**TASK OBJECTIVE:** Copy every record exactly, with nothing left out.

STORED DATA Block Start

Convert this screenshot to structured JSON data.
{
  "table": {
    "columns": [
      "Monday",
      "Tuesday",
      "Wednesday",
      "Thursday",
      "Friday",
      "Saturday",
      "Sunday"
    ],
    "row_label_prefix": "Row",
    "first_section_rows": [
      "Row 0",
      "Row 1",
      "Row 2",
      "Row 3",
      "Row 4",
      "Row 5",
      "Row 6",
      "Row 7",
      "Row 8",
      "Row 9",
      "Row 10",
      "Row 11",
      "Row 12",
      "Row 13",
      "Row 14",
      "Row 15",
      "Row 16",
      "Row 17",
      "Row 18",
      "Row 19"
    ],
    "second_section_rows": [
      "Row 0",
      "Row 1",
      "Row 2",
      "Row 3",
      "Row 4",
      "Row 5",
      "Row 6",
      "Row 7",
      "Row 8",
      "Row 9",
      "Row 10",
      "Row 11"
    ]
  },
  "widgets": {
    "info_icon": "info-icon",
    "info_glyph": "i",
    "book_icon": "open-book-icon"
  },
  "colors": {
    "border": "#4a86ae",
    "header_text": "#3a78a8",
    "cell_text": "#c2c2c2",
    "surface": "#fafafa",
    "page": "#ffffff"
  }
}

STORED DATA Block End

**ANSWER TO THIS PROBLEM:**
Convert this screenshot to structured JSON data.
{
  "table": {
    "columns": [
      "Monday",
      "Tuesday",
      "Wednesday",
      "Thursday",
      "Friday",
      "Saturday",
      "Sunday"
    ],
    "row_label_prefix": "Row",
    "first_section_rows": [
      "Row 0",
      "Row 1",
      "Row 2",
      "Row 3",
      "Row 4",
      "Row 5",
      "Row 6",
      "Row 7",
      "Row 8",
      "Row 9",
      "Row 10",
      "Row 11",
      "Row 12",
      "Row 13",
      "Row 14",
      "Row 15",
      "Row 16",
      "Row 17",
      "Row 18",
      "Row 19"
    ],
    "second_section_rows": [
      "Row 0",
      "Row 1",
      "Row 2",
      "Row 3",
      "Row 4",
      "Row 5",
      "Row 6",
      "Row 7",
      "Row 8",
      "Row 9",
      "Row 10",
      "Row 11"
    ]
  },
  "widgets": {
    "info_icon": "info-icon",
    "info_glyph": "i",
    "book_icon": "open-book-icon"
  },
  "colors": {
    "border": "#4a86ae",
    "header_text": "#3a78a8",
    "cell_text": "#c2c2c2",
    "surface": "#fafafa",
    "page": "#ffffff"
  }
}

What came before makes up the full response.